++++ Data for this exercise
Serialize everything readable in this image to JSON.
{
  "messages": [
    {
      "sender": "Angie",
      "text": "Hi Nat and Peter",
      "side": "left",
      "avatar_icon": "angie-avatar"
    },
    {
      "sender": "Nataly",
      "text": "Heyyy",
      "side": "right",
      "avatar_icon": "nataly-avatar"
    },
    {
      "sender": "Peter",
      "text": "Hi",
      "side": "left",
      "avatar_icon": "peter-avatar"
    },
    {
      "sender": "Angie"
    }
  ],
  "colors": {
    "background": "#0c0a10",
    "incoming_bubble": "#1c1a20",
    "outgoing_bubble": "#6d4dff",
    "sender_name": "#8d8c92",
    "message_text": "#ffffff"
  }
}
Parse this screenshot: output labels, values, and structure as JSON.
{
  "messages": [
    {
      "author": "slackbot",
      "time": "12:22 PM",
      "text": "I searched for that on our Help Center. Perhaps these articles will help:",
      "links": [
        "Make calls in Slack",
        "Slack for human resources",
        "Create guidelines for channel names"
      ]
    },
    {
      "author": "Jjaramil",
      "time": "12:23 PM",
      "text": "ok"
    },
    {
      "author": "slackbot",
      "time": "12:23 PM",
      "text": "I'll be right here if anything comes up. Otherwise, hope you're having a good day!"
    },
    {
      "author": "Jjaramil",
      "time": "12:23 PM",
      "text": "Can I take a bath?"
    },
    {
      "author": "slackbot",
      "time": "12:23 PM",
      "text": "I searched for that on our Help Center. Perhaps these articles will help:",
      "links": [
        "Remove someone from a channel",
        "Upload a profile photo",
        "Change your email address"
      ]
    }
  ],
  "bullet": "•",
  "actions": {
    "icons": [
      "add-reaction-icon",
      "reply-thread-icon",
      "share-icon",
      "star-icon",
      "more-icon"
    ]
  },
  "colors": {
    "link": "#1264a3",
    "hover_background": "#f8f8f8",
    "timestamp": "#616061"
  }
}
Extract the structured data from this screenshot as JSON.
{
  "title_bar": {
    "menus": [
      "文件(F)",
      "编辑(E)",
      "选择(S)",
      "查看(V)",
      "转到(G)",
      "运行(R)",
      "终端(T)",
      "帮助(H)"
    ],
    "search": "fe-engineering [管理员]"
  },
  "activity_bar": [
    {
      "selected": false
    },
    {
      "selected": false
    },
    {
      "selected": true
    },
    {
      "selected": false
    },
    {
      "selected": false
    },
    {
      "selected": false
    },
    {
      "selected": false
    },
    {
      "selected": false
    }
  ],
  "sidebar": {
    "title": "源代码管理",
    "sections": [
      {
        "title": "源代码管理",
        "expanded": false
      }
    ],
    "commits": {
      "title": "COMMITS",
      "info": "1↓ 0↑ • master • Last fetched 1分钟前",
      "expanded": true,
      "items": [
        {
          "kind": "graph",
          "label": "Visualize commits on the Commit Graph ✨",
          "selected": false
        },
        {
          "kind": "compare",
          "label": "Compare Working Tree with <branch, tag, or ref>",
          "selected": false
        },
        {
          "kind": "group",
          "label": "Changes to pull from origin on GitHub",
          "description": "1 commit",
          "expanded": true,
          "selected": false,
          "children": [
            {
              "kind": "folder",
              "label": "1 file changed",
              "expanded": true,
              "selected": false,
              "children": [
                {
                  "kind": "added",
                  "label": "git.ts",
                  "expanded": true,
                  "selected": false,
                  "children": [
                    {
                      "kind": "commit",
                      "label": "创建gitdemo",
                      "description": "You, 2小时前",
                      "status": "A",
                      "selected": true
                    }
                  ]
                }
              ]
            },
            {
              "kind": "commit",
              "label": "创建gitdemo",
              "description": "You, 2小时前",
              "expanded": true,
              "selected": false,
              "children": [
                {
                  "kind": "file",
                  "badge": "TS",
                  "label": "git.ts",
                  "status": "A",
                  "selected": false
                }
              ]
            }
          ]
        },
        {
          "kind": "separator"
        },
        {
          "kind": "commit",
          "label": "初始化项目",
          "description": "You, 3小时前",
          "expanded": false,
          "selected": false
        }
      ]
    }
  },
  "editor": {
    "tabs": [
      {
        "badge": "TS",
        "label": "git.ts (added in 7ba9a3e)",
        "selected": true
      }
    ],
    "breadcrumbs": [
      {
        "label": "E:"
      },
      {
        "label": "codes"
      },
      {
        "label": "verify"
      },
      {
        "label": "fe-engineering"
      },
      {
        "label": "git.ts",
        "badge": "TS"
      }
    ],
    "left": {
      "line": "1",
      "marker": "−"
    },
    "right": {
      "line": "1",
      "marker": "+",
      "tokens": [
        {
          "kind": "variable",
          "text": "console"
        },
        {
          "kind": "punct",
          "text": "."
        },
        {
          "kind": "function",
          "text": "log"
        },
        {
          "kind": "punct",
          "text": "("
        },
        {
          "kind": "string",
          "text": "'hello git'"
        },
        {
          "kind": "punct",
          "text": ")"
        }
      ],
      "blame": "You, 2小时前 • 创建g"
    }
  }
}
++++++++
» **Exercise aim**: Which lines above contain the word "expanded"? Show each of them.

» **Answer to this exercise**:
        "expanded": false
      "expanded": true,
          "expanded": true,
              "expanded": true,
                  "expanded": true,
              "expanded": true,
          "expanded": false,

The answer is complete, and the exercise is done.